Does the name Bassano ring a bell? For many of our visitors, the answer is probably ‘yes’. It has appeared in countless National Portrait Gallery displays over the years, features on some of our most popular greetings cards, and often pops up when searching the collection on our website. This is unsurprising considering there are more than 40,000 original negatives of numerous sitters by ‘Bassano’ in our collection, plus more than 3,000 original prints.
The story of the Bassano studio began in the early 1850s when Alexander Bassano (1829-1913) opened his first photographic studio in London. When he retired five decades later, he was one of the most important portrait photographers of the Victorian era and left a legacy that continued with the studio that used his name until the 1980s. With the centenary of his death this year, we wanted to draw attention to the man who started it all, focusing on the photographs produced during his lifetime in our display Alexander Bassano: Victorian Photographer, and drawing out the stories behind some of the sittings that contributed to his success.
To gain insight into this period, it was crucial to look at newspapers of the day. A report in The Times of 25 June 1881 provides us with more detail about Bassano’s sitting with the Princess of Wales, (later Queen Alexandra, consort of King Edward VII) in the conservatory at Marlborough House, draws attention to Bassano’s role as a royal photographer and praises his technical skills

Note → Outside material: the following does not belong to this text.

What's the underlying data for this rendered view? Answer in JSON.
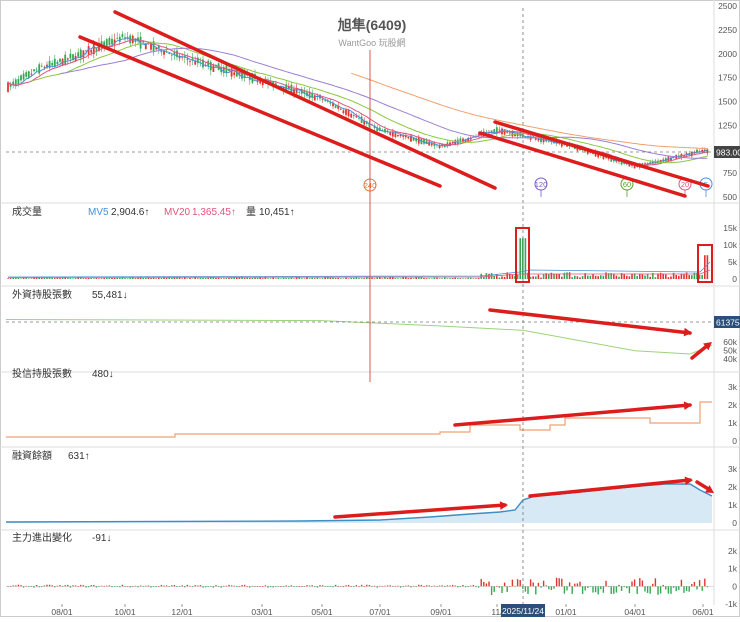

Eleven negatives were procured, and of these, it is understood, not one was unsuccessful. It would hardly have been possible to achieve as much as this away from the studio by the old wet collodion process; but Mr. Bassano, thanks to the sensitiveness of his gelatine dry plates, was as fortunate as he could have hoped to be. More or less excellent as likenesses, the photographs are remarkable in a high degree for artistic merit […]
One of these photographs appears in the display, while many of the other poses are also in our collection. A member of the public, Linda Mitchell, also recently brought to our attention a coloured version by the artist W.C. Bell, serving as a reminder of the many more Bassano photographs or inspired images in people’s personal collections.
Meanwhile, the first Director of the National Portrait Gallery, Sir George Scharf, provided a more personal perspective to Bassano’s story. In his diary entry for 5 June 1885, held in the Gallery’s archives, he wrote:
Cab to Bassano 1s[hilling]. His studio was intensely hot and the long way up stairs tried me severely.
He is most likely referring to the broad staircase at Bassano’s grand and impressive 25 Old Bond Street studio, a tangible measure of the photographer’s success. While there, Scharf made drawings in his sketchbooks of Bassano’s camera, and of his own hands that recall the poses in surviving photographs from the sitting.
Stories such as these (and there are more) bring to life the portraits in this extensive archive, and enrich our understanding of how the name of this one man and the successive firm came to remain in our memory.
An additional display of works by Alexander Bassano can be seen in the Portrait Café.
Image Credits (from top to bottom)
Queen Alexandra by Alexander Bassano, 5 May 1881, NPG x137324
Queen Alexandra by W.C. Bell after Alexander Bassano, 1881 or after
Sketches made at Bassano’s studio by Sir George Scharf, Scharf Sketchbook 108, 1885,